Supplied records ▸
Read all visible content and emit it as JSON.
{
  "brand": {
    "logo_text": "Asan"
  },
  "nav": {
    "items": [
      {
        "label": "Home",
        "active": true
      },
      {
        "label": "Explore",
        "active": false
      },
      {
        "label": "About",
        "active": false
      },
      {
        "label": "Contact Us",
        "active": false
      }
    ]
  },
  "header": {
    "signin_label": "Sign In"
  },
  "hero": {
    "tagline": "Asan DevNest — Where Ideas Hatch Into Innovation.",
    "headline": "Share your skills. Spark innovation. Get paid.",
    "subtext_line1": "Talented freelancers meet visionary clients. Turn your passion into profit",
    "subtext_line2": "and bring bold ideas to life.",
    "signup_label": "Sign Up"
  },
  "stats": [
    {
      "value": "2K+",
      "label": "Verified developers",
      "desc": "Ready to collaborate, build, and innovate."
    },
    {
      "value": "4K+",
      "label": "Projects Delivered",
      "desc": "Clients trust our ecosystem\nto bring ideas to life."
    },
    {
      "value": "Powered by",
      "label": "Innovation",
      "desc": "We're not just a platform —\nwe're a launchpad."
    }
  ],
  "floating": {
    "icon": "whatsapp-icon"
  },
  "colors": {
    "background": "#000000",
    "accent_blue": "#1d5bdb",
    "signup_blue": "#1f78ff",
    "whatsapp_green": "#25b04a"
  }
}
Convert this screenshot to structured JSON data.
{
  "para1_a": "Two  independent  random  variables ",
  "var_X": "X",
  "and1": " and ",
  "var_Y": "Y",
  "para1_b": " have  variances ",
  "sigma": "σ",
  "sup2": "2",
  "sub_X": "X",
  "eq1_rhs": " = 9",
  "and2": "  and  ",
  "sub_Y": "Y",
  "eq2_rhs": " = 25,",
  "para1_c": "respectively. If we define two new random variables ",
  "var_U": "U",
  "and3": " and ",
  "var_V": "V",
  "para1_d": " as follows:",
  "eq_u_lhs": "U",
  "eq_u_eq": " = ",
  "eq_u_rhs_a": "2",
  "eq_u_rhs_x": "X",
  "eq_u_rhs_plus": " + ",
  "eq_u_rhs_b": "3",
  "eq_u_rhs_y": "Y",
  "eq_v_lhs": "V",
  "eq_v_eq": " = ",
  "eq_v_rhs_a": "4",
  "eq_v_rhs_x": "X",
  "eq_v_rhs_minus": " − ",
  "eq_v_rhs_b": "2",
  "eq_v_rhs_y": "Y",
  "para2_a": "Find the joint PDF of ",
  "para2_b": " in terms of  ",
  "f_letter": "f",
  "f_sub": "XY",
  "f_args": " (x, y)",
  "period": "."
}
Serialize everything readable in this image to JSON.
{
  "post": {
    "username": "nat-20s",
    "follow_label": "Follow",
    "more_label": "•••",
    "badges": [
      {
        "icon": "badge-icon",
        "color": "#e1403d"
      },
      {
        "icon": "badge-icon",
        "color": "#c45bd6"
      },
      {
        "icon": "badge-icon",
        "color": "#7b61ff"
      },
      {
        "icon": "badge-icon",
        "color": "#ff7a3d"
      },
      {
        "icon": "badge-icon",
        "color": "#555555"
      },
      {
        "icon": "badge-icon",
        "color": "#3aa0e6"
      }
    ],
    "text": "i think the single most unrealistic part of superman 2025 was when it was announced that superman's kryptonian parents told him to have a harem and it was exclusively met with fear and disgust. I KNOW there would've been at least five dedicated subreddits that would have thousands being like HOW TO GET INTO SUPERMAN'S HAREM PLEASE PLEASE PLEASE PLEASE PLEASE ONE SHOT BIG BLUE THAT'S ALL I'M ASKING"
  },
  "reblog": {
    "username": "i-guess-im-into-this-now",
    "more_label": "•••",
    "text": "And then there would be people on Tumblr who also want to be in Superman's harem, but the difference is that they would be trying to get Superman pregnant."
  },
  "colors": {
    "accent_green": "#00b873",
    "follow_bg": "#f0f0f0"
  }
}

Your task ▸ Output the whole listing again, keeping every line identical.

Response box ▸
Read all visible content and emit it as JSON.
{
  "brand": {
    "logo_text": "Asan"
  },
  "nav": {
    "items": [
      {
        "label": "Home",
        "active": true
      },
      {
        "label": "Explore",
        "active": false
      },
      {
        "label": "About",
        "active": false
      },
      {
        "label": "Contact Us",
        "active": false
      }
    ]
  },
  "header": {
    "signin_label": "Sign In"
  },
  "hero": {
    "tagline": "Asan DevNest — Where Ideas Hatch Into Innovation.",
    "headline": "Share your skills. Spark innovation. Get paid.",
    "subtext_line1": "Talented freelancers meet visionary clients. Turn your passion into profit",
    "subtext_line2": "and bring bold ideas to life.",
    "signup_label": "Sign Up"
  },
  "stats": [
    {
      "value": "2K+",
      "label": "Verified developers",
      "desc": "Ready to collaborate, build, and innovate."
    },
    {
      "value": "4K+",
      "label": "Projects Delivered",
      "desc": "Clients trust our ecosystem\nto bring ideas to life."
    },
    {
      "value": "Powered by",
      "label": "Innovation",
      "desc": "We're not just a platform —\nwe're a launchpad."
    }
  ],
  "floating": {
    "icon": "whatsapp-icon"
  },
  "colors": {
    "background": "#000000",
    "accent_blue": "#1d5bdb",
    "signup_blue": "#1f78ff",
    "whatsapp_green": "#25b04a"
  }
}
Convert this screenshot to structured JSON data.
{
  "para1_a": "Two  independent  random  variables ",
  "var_X": "X",
  "and1": " and ",
  "var_Y": "Y",
  "para1_b": " have  variances ",
  "sigma": "σ",
  "sup2": "2",
  "sub_X": "X",
  "eq1_rhs": " = 9",
  "and2": "  and  ",
  "sub_Y": "Y",
  "eq2_rhs": " = 25,",
  "para1_c": "respectively. If we define two new random variables ",
  "var_U": "U",
  "and3": " and ",
  "var_V": "V",
  "para1_d": " as follows:",
  "eq_u_lhs": "U",
  "eq_u_eq": " = ",
  "eq_u_rhs_a": "2",
  "eq_u_rhs_x": "X",
  "eq_u_rhs_plus": " + ",
  "eq_u_rhs_b": "3",
  "eq_u_rhs_y": "Y",
  "eq_v_lhs": "V",
  "eq_v_eq": " = ",
  "eq_v_rhs_a": "4",
  "eq_v_rhs_x": "X",
  "eq_v_rhs_minus": " − ",
  "eq_v_rhs_b": "2",
  "eq_v_rhs_y": "Y",
  "para2_a": "Find the joint PDF of ",
  "para2_b": " in terms of  ",
  "f_letter": "f",
  "f_sub": "XY",
  "f_args": " (x, y)",
  "period": "."
}
Serialize everything readable in this image to JSON.
{
  "post": {
    "username": "nat-20s",
    "follow_label": "Follow",
    "more_label": "•••",
    "badges": [
      {
        "icon": "badge-icon",
        "color": "#e1403d"
      },
      {
        "icon": "badge-icon",
        "color": "#c45bd6"
      },
      {
        "icon": "badge-icon",
        "color": "#7b61ff"
      },
      {
        "icon": "badge-icon",
        "color": "#ff7a3d"
      },
      {
        "icon": "badge-icon",
        "color": "#555555"
      },
      {
        "icon": "badge-icon",
        "color": "#3aa0e6"
      }
    ],
    "text": "i think the single most unrealistic part of superman 2025 was when it was announced that superman's kryptonian parents told him to have a harem and it was exclusively met with fear and disgust. I KNOW there would've been at least five dedicated subreddits that would have thousands being like HOW TO GET INTO SUPERMAN'S HAREM PLEASE PLEASE PLEASE PLEASE PLEASE ONE SHOT BIG BLUE THAT'S ALL I'M ASKING"
  },
  "reblog": {
    "username": "i-guess-im-into-this-now",
    "more_label": "•••",
    "text": "And then there would be people on Tumblr who also want to be in Superman's harem, but the difference is that they would be trying to get Superman pregnant."
  },
  "colors": {
    "accent_green": "#00b873",
    "follow_bg": "#f0f0f0"
  }
}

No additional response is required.